Data records for software interfaces
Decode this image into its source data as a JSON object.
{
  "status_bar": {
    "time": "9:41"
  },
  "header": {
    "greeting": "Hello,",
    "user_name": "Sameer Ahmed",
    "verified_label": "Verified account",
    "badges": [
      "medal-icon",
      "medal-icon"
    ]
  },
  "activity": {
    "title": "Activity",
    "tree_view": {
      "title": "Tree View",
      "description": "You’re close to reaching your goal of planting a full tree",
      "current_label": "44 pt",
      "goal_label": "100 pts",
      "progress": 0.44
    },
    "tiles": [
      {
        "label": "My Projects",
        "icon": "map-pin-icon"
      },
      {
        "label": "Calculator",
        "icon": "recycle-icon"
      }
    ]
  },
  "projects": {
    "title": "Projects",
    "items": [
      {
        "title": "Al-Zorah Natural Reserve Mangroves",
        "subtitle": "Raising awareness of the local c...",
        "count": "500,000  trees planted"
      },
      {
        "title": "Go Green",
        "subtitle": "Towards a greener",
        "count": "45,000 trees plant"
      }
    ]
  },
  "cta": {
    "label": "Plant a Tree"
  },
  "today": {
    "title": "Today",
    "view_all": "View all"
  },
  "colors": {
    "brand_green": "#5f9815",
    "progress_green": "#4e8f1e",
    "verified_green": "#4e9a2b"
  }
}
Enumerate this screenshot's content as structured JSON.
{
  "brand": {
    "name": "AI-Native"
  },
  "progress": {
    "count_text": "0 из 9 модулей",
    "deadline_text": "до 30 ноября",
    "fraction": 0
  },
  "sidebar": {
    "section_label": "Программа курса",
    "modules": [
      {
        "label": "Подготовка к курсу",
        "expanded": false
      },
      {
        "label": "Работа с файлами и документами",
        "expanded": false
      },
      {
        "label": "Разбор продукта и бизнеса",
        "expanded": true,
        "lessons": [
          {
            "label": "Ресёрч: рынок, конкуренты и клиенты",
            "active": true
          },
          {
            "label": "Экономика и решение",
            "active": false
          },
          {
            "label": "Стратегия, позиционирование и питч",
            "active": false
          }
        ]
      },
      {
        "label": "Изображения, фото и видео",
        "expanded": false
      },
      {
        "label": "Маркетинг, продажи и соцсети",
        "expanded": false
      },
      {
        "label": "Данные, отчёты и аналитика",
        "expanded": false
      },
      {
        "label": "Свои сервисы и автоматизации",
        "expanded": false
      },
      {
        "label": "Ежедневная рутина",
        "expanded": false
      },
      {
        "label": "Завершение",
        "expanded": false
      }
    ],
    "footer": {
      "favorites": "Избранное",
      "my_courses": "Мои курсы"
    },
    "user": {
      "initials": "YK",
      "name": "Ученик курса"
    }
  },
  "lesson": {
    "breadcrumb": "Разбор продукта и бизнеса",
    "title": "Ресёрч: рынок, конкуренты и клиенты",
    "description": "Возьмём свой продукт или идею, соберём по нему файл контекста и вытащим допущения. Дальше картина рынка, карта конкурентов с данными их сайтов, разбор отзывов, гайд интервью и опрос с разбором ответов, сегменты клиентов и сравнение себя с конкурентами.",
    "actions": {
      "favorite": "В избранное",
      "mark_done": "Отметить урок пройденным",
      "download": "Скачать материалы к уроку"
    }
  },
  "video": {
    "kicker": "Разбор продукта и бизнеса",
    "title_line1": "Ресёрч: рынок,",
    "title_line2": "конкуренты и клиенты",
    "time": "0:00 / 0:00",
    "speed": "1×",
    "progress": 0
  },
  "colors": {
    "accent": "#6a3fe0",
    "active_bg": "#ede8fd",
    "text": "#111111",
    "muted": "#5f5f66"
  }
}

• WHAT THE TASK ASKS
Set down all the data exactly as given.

• RESPONSE AREA
Decode this image into its source data as a JSON object.
{
  "status_bar": {
    "time": "9:41"
  },
  "header": {
    "greeting": "Hello,",
    "user_name": "Sameer Ahmed",
    "verified_label": "Verified account",
    "badges": [
      "medal-icon",
      "medal-icon"
    ]
  },
  "activity": {
    "title": "Activity",
    "tree_view": {
      "title": "Tree View",
      "description": "You’re close to reaching your goal of planting a full tree",
      "current_label": "44 pt",
      "goal_label": "100 pts",
      "progress": 0.44
    },
    "tiles": [
      {
        "label": "My Projects",
        "icon": "map-pin-icon"
      },
      {
        "label": "Calculator",
        "icon": "recycle-icon"
      }
    ]
  },
  "projects": {
    "title": "Projects",
    "items": [
      {
        "title": "Al-Zorah Natural Reserve Mangroves",
        "subtitle": "Raising awareness of the local c...",
        "count": "500,000  trees planted"
      },
      {
        "title": "Go Green",
        "subtitle": "Towards a greener",
        "count": "45,000 trees plant"
      }
    ]
  },
  "cta": {
    "label": "Plant a Tree"
  },
  "today": {
    "title": "Today",
    "view_all": "View all"
  },
  "colors": {
    "brand_green": "#5f9815",
    "progress_green": "#4e8f1e",
    "verified_green": "#4e9a2b"
  }
}
Enumerate this screenshot's content as structured JSON.
{
  "brand": {
    "name": "AI-Native"
  },
  "progress": {
    "count_text": "0 из 9 модулей",
    "deadline_text": "до 30 ноября",
    "fraction": 0
  },
  "sidebar": {
    "section_label": "Программа курса",
    "modules": [
      {
        "label": "Подготовка к курсу",
        "expanded": false
      },
      {
        "label": "Работа с файлами и документами",
        "expanded": false
      },
      {
        "label": "Разбор продукта и бизнеса",
        "expanded": true,
        "lessons": [
          {
            "label": "Ресёрч: рынок, конкуренты и клиенты",
            "active": true
          },
          {
            "label": "Экономика и решение",
            "active": false
          },
          {
            "label": "Стратегия, позиционирование и питч",
            "active": false
          }
        ]
      },
      {
        "label": "Изображения, фото и видео",
        "expanded": false
      },
      {
        "label": "Маркетинг, продажи и соцсети",
        "expanded": false
      },
      {
        "label": "Данные, отчёты и аналитика",
        "expanded": false
      },
      {
        "label": "Свои сервисы и автоматизации",
        "expanded": false
      },
      {
        "label": "Ежедневная рутина",
        "expanded": false
      },
      {
        "label": "Завершение",
        "expanded": false
      }
    ],
    "footer": {
      "favorites": "Избранное",
      "my_courses": "Мои курсы"
    },
    "user": {
      "initials": "YK",
      "name": "Ученик курса"
    }
  },
  "lesson": {
    "breadcrumb": "Разбор продукта и бизнеса",
    "title": "Ресёрч: рынок, конкуренты и клиенты",
    "description": "Возьмём свой продукт или идею, соберём по нему файл контекста и вытащим допущения. Дальше картина рынка, карта конкурентов с данными их сайтов, разбор отзывов, гайд интервью и опрос с разбором ответов, сегменты клиентов и сравнение себя с конкурентами.",
    "actions": {
      "favorite": "В избранное",
      "mark_done": "Отметить урок пройденным",
      "download": "Скачать материалы к уроку"
    }
  },
  "video": {
    "kicker": "Разбор продукта и бизнеса",
    "title_line1": "Ресёрч: рынок,",
    "title_line2": "конкуренты и клиенты",
    "time": "0:00 / 0:00",
    "speed": "1×",
    "progress": 0
  },
  "colors": {
    "accent": "#6a3fe0",
    "active_bg": "#ede8fd",
    "text": "#111111",
    "muted": "#5f5f66"
  }
}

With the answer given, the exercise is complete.